* **What is expected**: All records below must be written out exactly, with the pictures excluded.

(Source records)
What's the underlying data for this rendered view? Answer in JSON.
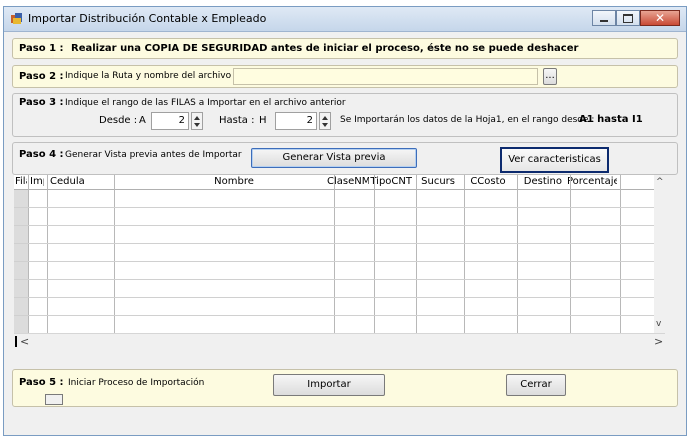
{
  "window": {
    "title": "Importar Distribución Contable x Empleado",
    "close_glyph": "✕"
  },
  "paso1": {
    "label": "Paso 1 :",
    "text": "Realizar una COPIA DE SEGURIDAD antes de iniciar el proceso, éste no se puede deshacer"
  },
  "paso2": {
    "label": "Paso 2 :",
    "text": "Indique la Ruta y nombre del archivo",
    "file_path_value": "",
    "browse_label": "..."
  },
  "paso3": {
    "label": "Paso 3 :",
    "text": "Indique el rango de las FILAS a Importar en el archivo anterior",
    "desde_label": "Desde :",
    "desde_col": "A",
    "desde_value": "2",
    "hasta_label": "Hasta :",
    "hasta_col": "H",
    "hasta_value": "2",
    "range_text": "Se Importarán los datos de la Hoja1,  en el rango desde :",
    "range_value": "A1 hasta I1"
  },
  "paso4": {
    "label": "Paso 4 :",
    "text": "Generar Vista previa antes de Importar",
    "preview_button": "Generar Vista previa",
    "features_button": "Ver caracteristicas"
  },
  "grid": {
    "columns": [
      "Fila",
      "Impo",
      "Cedula",
      "Nombre",
      "ClaseNM",
      "TipoCNT",
      "Sucurs",
      "CCosto",
      "Destino",
      "Porcentaje"
    ],
    "scroll_up": "^",
    "scroll_down": "v",
    "scroll_left": "<",
    "scroll_right": ">"
  },
  "paso5": {
    "label": "Paso 5 :",
    "text": "Iniciar Proceso de Importación",
    "import_button": "Importar",
    "close_button": "Cerrar"
  },
  "colors": {
    "panel_bg": "#fdfbe0",
    "window_bg": "#f0f0f0",
    "focus_border": "#0c2a6e",
    "close_button": "#c94a35"
  },
  "icons": [
    "app-icon",
    "minimize-icon",
    "maximize-icon",
    "close-icon",
    "spinner-up-icon",
    "spinner-down-icon"
  ]
}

* **Response to the task**:
What's the underlying data for this rendered view? Answer in JSON.
{
  "window": {
    "title": "Importar Distribución Contable x Empleado",
    "close_glyph": "✕"
  },
  "paso1": {
    "label": "Paso 1 :",
    "text": "Realizar una COPIA DE SEGURIDAD antes de iniciar el proceso, éste no se puede deshacer"
  },
  "paso2": {
    "label": "Paso 2 :",
    "text": "Indique la Ruta y nombre del archivo",
    "file_path_value": "",
    "browse_label": "..."
  },
  "paso3": {
    "label": "Paso 3 :",
    "text": "Indique el rango de las FILAS a Importar en el archivo anterior",
    "desde_label": "Desde :",
    "desde_col": "A",
    "desde_value": "2",
    "hasta_label": "Hasta :",
    "hasta_col": "H",
    "hasta_value": "2",
    "range_text": "Se Importarán los datos de la Hoja1,  en el rango desde :",
    "range_value": "A1 hasta I1"
  },
  "paso4": {
    "label": "Paso 4 :",
    "text": "Generar Vista previa antes de Importar",
    "preview_button": "Generar Vista previa",
    "features_button": "Ver caracteristicas"
  },
  "grid": {
    "columns": [
      "Fila",
      "Impo",
      "Cedula",
      "Nombre",
      "ClaseNM",
      "TipoCNT",
      "Sucurs",
      "CCosto",
      "Destino",
      "Porcentaje"
    ],
    "scroll_up": "^",
    "scroll_down": "v",
    "scroll_left": "<",
    "scroll_right": ">"
  },
  "paso5": {
    "label": "Paso 5 :",
    "text": "Iniciar Proceso de Importación",
    "import_button": "Importar",
    "close_button": "Cerrar"
  },
  "colors": {
    "panel_bg": "#fdfbe0",
    "window_bg": "#f0f0f0",
    "focus_border": "#0c2a6e",
    "close_button": "#c94a35"
  },
  "icons": [
    "app-icon",
    "minimize-icon",
    "maximize-icon",
    "close-icon",
    "spinner-up-icon",
    "spinner-down-icon"
  ]
}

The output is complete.